Harbour Radiology, North Sydney, opened its door to patients on 11th April 2016, but behind the relatively simple Scandinavian clean lined inspired façade of Harbour Radiology, is many years of work by Vahid, Nick and Adam.
The idea stared many years ago, when Nick and Vahid developed a passion for physics and mathematics at the medical school of UNSW. During those years, they had little idea that pathology is nothing more than the study of human suffering using any tool available to human kind, be it photons of light used by traditional Pathologists, electromagnetic radiation, or sound waves used by Radiologists! Their shared passion planted the seeds of Harbour Radiology. They would soon meet Adam, their future partner, at John Hunter Hospital, where they completed specialist Radiology training.
Just like our story, the field of diagnostic and interventional Radiology has grown from its simple roots after discovery of X-ray by Röntgen to a field that uses sounds waves, magnetic fields and ionising radiation to diagnose and treat human pathology. We don’t forget that behind the images seen on our screens, generated by variety of modern imaging equipment, is a patient and a clinical question.
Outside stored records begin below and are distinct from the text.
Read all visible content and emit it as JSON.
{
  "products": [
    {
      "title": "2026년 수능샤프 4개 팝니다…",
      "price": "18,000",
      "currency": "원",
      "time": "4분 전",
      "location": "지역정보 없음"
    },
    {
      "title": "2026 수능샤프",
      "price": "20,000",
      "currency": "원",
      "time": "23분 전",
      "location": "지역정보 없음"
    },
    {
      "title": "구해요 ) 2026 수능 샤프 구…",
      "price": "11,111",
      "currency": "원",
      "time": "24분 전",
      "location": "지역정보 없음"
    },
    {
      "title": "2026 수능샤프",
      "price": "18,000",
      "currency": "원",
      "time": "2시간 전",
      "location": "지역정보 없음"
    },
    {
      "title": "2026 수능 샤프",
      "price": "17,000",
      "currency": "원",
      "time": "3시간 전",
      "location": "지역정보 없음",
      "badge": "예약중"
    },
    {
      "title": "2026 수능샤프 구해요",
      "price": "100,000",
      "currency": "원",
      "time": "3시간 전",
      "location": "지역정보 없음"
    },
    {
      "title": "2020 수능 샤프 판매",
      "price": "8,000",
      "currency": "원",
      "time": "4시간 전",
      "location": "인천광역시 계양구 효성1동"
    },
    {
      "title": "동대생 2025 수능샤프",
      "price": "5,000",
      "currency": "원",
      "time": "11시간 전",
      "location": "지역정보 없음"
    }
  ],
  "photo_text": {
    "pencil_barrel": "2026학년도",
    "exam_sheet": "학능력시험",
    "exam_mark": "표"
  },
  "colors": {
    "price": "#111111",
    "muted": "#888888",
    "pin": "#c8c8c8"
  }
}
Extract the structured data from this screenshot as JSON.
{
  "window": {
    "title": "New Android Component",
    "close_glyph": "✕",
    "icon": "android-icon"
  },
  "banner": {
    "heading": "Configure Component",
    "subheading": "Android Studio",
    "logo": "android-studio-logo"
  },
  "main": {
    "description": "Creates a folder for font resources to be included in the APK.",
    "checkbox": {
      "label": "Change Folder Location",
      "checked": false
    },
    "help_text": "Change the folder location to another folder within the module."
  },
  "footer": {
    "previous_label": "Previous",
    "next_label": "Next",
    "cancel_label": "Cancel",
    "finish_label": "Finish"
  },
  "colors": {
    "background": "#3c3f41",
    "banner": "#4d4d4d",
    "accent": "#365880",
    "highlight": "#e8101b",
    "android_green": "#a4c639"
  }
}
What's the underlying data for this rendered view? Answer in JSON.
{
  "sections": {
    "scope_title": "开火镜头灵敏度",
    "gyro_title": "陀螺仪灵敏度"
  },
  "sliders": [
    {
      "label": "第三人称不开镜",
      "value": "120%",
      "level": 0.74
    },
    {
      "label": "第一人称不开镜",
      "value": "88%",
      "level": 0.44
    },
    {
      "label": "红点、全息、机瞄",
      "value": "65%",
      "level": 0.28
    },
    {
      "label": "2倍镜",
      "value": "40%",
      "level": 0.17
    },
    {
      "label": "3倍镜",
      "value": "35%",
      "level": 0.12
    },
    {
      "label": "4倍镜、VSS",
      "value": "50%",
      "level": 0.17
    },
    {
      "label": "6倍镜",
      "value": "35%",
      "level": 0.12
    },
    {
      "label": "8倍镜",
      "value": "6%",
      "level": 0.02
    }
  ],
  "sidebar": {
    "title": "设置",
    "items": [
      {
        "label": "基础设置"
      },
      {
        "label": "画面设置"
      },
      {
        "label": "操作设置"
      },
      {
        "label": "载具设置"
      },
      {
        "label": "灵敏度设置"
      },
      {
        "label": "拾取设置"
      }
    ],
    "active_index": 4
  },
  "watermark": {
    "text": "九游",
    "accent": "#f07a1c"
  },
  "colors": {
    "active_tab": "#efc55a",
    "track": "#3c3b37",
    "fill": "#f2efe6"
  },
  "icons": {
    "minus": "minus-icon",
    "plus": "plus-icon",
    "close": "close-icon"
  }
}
At Harbour Radiology, we are inspired by the hard work of our clinical colleagues diagnosing and treating human disease, and will do our best to use our expertise to assist our colleagues, and ultimately our patients. Modern medicine relies predominantly on imaging, allowing us to observe an interesting mix of human pathology. It is our intention in these regular publications to share our observations and studies with you in order to improve the outcome for our patients.
In summary, radiology is nothing more than human pathology seen through differential sound waves, the attenuation and reflection of different tissues exploited by ultrasound, differential x-ray beam absorptions exploited by x-rays, and CT and complicated T1 and T2 relaxation times of different tissues used in MRI imaging, all of which has no meaning unless put into correct clinical context.
It is our intention to adopt regular publications as a vehicle for an open dialogue where our expertise and experience may be shared, using cases referred to us from the North Shore area.
Vahid, Nick, Adam